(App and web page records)

- - -

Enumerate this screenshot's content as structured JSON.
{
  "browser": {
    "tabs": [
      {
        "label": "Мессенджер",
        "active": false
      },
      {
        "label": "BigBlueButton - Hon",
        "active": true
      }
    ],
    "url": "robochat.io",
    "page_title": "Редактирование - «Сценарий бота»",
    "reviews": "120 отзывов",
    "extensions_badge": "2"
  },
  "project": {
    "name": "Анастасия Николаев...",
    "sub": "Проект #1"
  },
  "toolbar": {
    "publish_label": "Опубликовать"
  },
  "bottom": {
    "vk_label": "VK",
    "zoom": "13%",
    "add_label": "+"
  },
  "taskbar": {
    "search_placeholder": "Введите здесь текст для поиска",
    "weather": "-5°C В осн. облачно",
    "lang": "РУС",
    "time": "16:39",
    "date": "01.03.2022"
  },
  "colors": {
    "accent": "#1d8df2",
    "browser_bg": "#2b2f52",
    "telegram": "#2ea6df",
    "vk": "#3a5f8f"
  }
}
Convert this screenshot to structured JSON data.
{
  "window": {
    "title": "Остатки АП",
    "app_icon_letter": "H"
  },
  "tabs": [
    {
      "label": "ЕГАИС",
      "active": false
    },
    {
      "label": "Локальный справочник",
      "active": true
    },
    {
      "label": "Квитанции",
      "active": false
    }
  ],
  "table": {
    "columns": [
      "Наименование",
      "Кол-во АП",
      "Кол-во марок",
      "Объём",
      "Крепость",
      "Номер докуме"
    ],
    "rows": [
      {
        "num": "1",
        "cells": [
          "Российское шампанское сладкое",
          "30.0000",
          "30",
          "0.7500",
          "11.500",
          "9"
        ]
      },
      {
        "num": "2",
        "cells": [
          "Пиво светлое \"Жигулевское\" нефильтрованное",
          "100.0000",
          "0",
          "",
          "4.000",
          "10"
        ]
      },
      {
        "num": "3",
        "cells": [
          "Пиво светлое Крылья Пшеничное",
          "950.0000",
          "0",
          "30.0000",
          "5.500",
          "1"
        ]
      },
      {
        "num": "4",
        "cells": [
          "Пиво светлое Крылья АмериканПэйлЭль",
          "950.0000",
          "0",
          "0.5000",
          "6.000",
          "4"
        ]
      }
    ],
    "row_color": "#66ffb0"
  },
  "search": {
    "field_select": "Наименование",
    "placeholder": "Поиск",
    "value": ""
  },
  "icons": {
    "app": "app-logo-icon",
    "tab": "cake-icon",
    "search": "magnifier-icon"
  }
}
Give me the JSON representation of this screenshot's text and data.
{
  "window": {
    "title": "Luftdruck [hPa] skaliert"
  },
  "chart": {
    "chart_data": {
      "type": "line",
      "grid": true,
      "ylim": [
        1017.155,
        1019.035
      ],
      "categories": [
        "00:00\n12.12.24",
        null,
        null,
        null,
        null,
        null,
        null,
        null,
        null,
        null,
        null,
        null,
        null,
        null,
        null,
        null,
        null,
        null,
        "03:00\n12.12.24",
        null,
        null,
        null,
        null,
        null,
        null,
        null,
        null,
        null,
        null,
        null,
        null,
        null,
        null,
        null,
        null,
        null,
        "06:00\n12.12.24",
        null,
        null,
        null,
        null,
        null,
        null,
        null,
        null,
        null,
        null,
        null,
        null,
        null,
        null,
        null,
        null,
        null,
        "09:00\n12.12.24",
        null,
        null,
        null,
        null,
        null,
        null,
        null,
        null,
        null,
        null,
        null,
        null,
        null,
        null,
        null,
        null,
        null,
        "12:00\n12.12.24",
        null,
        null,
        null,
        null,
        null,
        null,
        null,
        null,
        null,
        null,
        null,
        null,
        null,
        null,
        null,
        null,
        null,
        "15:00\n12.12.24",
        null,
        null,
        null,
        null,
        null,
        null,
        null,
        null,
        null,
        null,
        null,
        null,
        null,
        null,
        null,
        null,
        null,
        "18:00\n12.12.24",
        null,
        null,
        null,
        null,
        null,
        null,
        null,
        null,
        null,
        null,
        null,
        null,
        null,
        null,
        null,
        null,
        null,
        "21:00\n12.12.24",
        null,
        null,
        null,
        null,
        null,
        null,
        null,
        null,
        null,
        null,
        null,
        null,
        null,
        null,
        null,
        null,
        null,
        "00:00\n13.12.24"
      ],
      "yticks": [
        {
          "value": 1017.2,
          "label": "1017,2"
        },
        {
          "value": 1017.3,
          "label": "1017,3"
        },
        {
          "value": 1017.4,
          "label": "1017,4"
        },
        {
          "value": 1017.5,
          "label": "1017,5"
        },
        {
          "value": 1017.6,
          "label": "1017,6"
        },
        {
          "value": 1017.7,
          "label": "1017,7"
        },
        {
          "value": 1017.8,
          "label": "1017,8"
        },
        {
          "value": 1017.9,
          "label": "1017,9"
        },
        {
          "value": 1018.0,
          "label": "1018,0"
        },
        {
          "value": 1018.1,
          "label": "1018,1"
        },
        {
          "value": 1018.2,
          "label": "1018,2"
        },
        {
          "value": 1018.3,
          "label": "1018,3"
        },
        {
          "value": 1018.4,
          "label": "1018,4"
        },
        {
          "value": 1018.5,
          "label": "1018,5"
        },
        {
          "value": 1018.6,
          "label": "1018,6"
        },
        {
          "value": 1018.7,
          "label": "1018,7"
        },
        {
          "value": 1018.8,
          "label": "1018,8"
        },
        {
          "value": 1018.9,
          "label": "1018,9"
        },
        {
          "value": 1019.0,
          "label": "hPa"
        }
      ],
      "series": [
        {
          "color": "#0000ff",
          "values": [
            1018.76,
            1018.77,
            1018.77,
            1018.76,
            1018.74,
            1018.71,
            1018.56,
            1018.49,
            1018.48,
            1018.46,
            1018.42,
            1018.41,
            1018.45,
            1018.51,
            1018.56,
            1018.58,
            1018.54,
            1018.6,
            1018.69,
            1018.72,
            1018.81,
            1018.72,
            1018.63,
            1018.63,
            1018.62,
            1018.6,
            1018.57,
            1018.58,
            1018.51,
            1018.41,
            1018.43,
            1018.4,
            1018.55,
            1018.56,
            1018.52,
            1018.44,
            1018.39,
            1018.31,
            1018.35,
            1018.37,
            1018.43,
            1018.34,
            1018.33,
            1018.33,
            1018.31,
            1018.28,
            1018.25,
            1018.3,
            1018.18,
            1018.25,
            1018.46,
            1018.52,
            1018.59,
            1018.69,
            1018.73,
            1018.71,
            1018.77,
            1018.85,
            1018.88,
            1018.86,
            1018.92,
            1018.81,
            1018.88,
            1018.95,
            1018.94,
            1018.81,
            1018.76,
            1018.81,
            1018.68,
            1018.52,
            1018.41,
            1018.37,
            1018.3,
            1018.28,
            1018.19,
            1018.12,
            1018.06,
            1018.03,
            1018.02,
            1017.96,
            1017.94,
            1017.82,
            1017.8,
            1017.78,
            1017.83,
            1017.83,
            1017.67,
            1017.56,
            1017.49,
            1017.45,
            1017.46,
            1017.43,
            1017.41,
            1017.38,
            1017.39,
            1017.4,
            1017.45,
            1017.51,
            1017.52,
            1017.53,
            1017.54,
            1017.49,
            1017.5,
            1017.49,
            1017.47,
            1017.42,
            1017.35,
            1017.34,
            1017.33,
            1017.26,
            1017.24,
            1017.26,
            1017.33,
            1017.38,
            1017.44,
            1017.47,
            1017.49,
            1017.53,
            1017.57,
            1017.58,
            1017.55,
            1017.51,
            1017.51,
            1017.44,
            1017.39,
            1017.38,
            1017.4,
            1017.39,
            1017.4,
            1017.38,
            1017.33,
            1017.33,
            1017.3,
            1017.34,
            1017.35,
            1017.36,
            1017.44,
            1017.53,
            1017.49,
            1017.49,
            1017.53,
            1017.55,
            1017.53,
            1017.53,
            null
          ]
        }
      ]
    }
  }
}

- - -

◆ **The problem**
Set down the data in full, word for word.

◆ **Solution below**
Enumerate this screenshot's content as structured JSON.
{
  "browser": {
    "tabs": [
      {
        "label": "Мессенджер",
        "active": false
      },
      {
        "label": "BigBlueButton - Hon",
        "active": true
      }
    ],
    "url": "robochat.io",
    "page_title": "Редактирование - «Сценарий бота»",
    "reviews": "120 отзывов",
    "extensions_badge": "2"
  },
  "project": {
    "name": "Анастасия Николаев...",
    "sub": "Проект #1"
  },
  "toolbar": {
    "publish_label": "Опубликовать"
  },
  "bottom": {
    "vk_label": "VK",
    "zoom": "13%",
    "add_label": "+"
  },
  "taskbar": {
    "search_placeholder": "Введите здесь текст для поиска",
    "weather": "-5°C В осн. облачно",
    "lang": "РУС",
    "time": "16:39",
    "date": "01.03.2022"
  },
  "colors": {
    "accent": "#1d8df2",
    "browser_bg": "#2b2f52",
    "telegram": "#2ea6df",
    "vk": "#3a5f8f"
  }
}
Convert this screenshot to structured JSON data.
{
  "window": {
    "title": "Остатки АП",
    "app_icon_letter": "H"
  },
  "tabs": [
    {
      "label": "ЕГАИС",
      "active": false
    },
    {
      "label": "Локальный справочник",
      "active": true
    },
    {
      "label": "Квитанции",
      "active": false
    }
  ],
  "table": {
    "columns": [
      "Наименование",
      "Кол-во АП",
      "Кол-во марок",
      "Объём",
      "Крепость",
      "Номер докуме"
    ],
    "rows": [
      {
        "num": "1",
        "cells": [
          "Российское шампанское сладкое",
          "30.0000",
          "30",
          "0.7500",
          "11.500",
          "9"
        ]
      },
      {
        "num": "2",
        "cells": [
          "Пиво светлое \"Жигулевское\" нефильтрованное",
          "100.0000",
          "0",
          "",
          "4.000",
          "10"
        ]
      },
      {
        "num": "3",
        "cells": [
          "Пиво светлое Крылья Пшеничное",
          "950.0000",
          "0",
          "30.0000",
          "5.500",
          "1"
        ]
      },
      {
        "num": "4",
        "cells": [
          "Пиво светлое Крылья АмериканПэйлЭль",
          "950.0000",
          "0",
          "0.5000",
          "6.000",
          "4"
        ]
      }
    ],
    "row_color": "#66ffb0"
  },
  "search": {
    "field_select": "Наименование",
    "placeholder": "Поиск",
    "value": ""
  },
  "icons": {
    "app": "app-logo-icon",
    "tab": "cake-icon",
    "search": "magnifier-icon"
  }
}
Give me the JSON representation of this screenshot's text and data.
{
  "window": {
    "title": "Luftdruck [hPa] skaliert"
  },
  "chart": {
    "chart_data": {
      "type": "line",
      "grid": true,
      "ylim": [
        1017.155,
        1019.035
      ],
      "categories": [
        "00:00\n12.12.24",
        null,
        null,
        null,
        null,
        null,
        null,
        null,
        null,
        null,
        null,
        null,
        null,
        null,
        null,
        null,
        null,
        null,
        "03:00\n12.12.24",
        null,
        null,
        null,
        null,
        null,
        null,
        null,
        null,
        null,
        null,
        null,
        null,
        null,
        null,
        null,
        null,
        null,
        "06:00\n12.12.24",
        null,
        null,
        null,
        null,
        null,
        null,
        null,
        null,
        null,
        null,
        null,
        null,
        null,
        null,
        null,
        null,
        null,
        "09:00\n12.12.24",
        null,
        null,
        null,
        null,
        null,
        null,
        null,
        null,
        null,
        null,
        null,
        null,
        null,
        null,
        null,
        null,
        null,
        "12:00\n12.12.24",
        null,
        null,
        null,
        null,
        null,
        null,
        null,
        null,
        null,
        null,
        null,
        null,
        null,
        null,
        null,
        null,
        null,
        "15:00\n12.12.24",
        null,
        null,
        null,
        null,
        null,
        null,
        null,
        null,
        null,
        null,
        null,
        null,
        null,
        null,
        null,
        null,
        null,
        "18:00\n12.12.24",
        null,
        null,
        null,
        null,
        null,
        null,
        null,
        null,
        null,
        null,
        null,
        null,
        null,
        null,
        null,
        null,
        null,
        "21:00\n12.12.24",
        null,
        null,
        null,
        null,
        null,
        null,
        null,
        null,
        null,
        null,
        null,
        null,
        null,
        null,
        null,
        null,
        null,
        "00:00\n13.12.24"
      ],
      "yticks": [
        {
          "value": 1017.2,
          "label": "1017,2"
        },
        {
          "value": 1017.3,
          "label": "1017,3"
        },
        {
          "value": 1017.4,
          "label": "1017,4"
        },
        {
          "value": 1017.5,
          "label": "1017,5"
        },
        {
          "value": 1017.6,
          "label": "1017,6"
        },
        {
          "value": 1017.7,
          "label": "1017,7"
        },
        {
          "value": 1017.8,
          "label": "1017,8"
        },
        {
          "value": 1017.9,
          "label": "1017,9"
        },
        {
          "value": 1018.0,
          "label": "1018,0"
        },
        {
          "value": 1018.1,
          "label": "1018,1"
        },
        {
          "value": 1018.2,
          "label": "1018,2"
        },
        {
          "value": 1018.3,
          "label": "1018,3"
        },
        {
          "value": 1018.4,
          "label": "1018,4"
        },
        {
          "value": 1018.5,
          "label": "1018,5"
        },
        {
          "value": 1018.6,
          "label": "1018,6"
        },
        {
          "value": 1018.7,
          "label": "1018,7"
        },
        {
          "value": 1018.8,
          "label": "1018,8"
        },
        {
          "value": 1018.9,
          "label": "1018,9"
        },
        {
          "value": 1019.0,
          "label": "hPa"
        }
      ],
      "series": [
        {
          "color": "#0000ff",
          "values": [
            1018.76,
            1018.77,
            1018.77,
            1018.76,
            1018.74,
            1018.71,
            1018.56,
            1018.49,
            1018.48,
            1018.46,
            1018.42,
            1018.41,
            1018.45,
            1018.51,
            1018.56,
            1018.58,
            1018.54,
            1018.6,
            1018.69,
            1018.72,
            1018.81,
            1018.72,
            1018.63,
            1018.63,
            1018.62,
            1018.6,
            1018.57,
            1018.58,
            1018.51,
            1018.41,
            1018.43,
            1018.4,
            1018.55,
            1018.56,
            1018.52,
            1018.44,
            1018.39,
            1018.31,
            1018.35,
            1018.37,
            1018.43,
            1018.34,
            1018.33,
            1018.33,
            1018.31,
            1018.28,
            1018.25,
            1018.3,
            1018.18,
            1018.25,
            1018.46,
            1018.52,
            1018.59,
            1018.69,
            1018.73,
            1018.71,
            1018.77,
            1018.85,
            1018.88,
            1018.86,
            1018.92,
            1018.81,
            1018.88,
            1018.95,
            1018.94,
            1018.81,
            1018.76,
            1018.81,
            1018.68,
            1018.52,
            1018.41,
            1018.37,
            1018.3,
            1018.28,
            1018.19,
            1018.12,
            1018.06,
            1018.03,
            1018.02,
            1017.96,
            1017.94,
            1017.82,
            1017.8,
            1017.78,
            1017.83,
            1017.83,
            1017.67,
            1017.56,
            1017.49,
            1017.45,
            1017.46,
            1017.43,
            1017.41,
            1017.38,
            1017.39,
            1017.4,
            1017.45,
            1017.51,
            1017.52,
            1017.53,
            1017.54,
            1017.49,
            1017.5,
            1017.49,
            1017.47,
            1017.42,
            1017.35,
            1017.34,
            1017.33,
            1017.26,
            1017.24,
            1017.26,
            1017.33,
            1017.38,
            1017.44,
            1017.47,
            1017.49,
            1017.53,
            1017.57,
            1017.58,
            1017.55,
            1017.51,
            1017.51,
            1017.44,
            1017.39,
            1017.38,
            1017.4,
            1017.39,
            1017.4,
            1017.38,
            1017.33,
            1017.33,
            1017.3,
            1017.34,
            1017.35,
            1017.36,
            1017.44,
            1017.53,
            1017.49,
            1017.49,
            1017.53,
            1017.55,
            1017.53,
            1017.53,
            null
          ]
        }
      ]
    }
  }
}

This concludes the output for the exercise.